2 : Always Pay In Full When You Use A Credit Card
Credit card users don’t need to pay in full every month, but they should pay as much as possible and make a habit of paying in full each time. Doing so will reduce your interest charges and help boost your credit score overnight. Remember that even if you pay off a large balance you still have to be careful about how you use your card on subsequent purchases because missing payments and relying on one lender for a majority of payments can negatively impact your credit score over time. If you want to quickly raise your credit score, try applying for a new credit card with an introductory 0% APR offer. Paying off your balance during these months is a good way to increase your available credit without harming your score.
3 : Keep Up With Your Bills
The easiest way to get a higher credit score is by making sure you never miss a payment. Paying bills on time each month—on everything from your cell phone bill to your gym membership—is an obvious, no-brainer tip for increasing your credit score. But it’s not always as easy as it sounds: Your credit utilization ratio is determined by how much you owe about how much credit you have available. So if you have $10,000 in debt and $100,000 in available credit, your credit utilization ratio is 10 percent.

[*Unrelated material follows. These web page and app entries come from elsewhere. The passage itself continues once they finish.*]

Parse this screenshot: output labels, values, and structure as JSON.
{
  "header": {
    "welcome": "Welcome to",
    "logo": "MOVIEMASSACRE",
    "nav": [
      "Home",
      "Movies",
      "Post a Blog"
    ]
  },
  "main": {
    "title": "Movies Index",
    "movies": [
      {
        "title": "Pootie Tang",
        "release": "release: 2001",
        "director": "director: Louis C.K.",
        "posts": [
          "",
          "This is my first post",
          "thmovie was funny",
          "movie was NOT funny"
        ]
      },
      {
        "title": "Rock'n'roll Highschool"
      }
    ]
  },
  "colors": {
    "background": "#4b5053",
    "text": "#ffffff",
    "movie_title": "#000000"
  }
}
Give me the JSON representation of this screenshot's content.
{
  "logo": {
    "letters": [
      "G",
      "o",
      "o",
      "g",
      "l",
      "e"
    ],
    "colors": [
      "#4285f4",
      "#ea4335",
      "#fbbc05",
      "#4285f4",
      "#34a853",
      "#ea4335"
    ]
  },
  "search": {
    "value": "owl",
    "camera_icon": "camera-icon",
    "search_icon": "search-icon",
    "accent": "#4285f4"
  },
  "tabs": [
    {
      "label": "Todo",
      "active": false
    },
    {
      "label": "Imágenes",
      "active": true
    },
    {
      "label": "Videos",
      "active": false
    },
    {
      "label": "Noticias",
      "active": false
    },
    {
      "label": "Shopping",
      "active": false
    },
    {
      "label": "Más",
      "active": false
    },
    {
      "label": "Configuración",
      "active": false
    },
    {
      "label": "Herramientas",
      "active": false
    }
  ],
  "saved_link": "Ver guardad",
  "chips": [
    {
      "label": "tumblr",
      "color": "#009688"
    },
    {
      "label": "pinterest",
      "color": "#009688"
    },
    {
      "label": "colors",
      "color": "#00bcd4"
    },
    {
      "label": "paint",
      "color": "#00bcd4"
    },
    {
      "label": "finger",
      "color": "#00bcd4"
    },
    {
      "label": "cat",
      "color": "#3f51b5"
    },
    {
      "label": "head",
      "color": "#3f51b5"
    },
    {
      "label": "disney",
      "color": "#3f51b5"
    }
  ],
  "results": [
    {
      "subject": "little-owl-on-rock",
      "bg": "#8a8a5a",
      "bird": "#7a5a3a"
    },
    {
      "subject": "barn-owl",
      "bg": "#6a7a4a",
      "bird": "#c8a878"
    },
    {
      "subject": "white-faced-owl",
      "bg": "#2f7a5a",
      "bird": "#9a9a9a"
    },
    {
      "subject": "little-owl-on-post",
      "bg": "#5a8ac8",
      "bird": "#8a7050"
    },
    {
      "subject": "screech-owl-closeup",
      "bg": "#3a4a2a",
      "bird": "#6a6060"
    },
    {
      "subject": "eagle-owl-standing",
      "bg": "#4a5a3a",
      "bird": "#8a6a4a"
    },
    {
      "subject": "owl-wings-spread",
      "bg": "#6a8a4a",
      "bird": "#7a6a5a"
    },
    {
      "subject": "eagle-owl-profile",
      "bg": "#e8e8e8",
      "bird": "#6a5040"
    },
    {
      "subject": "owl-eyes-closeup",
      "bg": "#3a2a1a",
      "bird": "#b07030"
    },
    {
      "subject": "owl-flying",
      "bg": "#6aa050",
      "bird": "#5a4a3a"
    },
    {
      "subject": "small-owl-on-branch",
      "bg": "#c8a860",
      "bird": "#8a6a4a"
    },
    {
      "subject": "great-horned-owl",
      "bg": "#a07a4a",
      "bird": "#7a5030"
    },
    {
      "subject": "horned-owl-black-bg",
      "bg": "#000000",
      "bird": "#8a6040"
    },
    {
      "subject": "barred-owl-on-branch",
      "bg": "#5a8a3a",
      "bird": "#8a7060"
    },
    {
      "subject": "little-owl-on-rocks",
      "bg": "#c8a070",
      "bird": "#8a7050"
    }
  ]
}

If you can keep that percentage below 30 percent at all times (meaning that at any given moment, you only owe about one-third of what you could potentially borrow), your score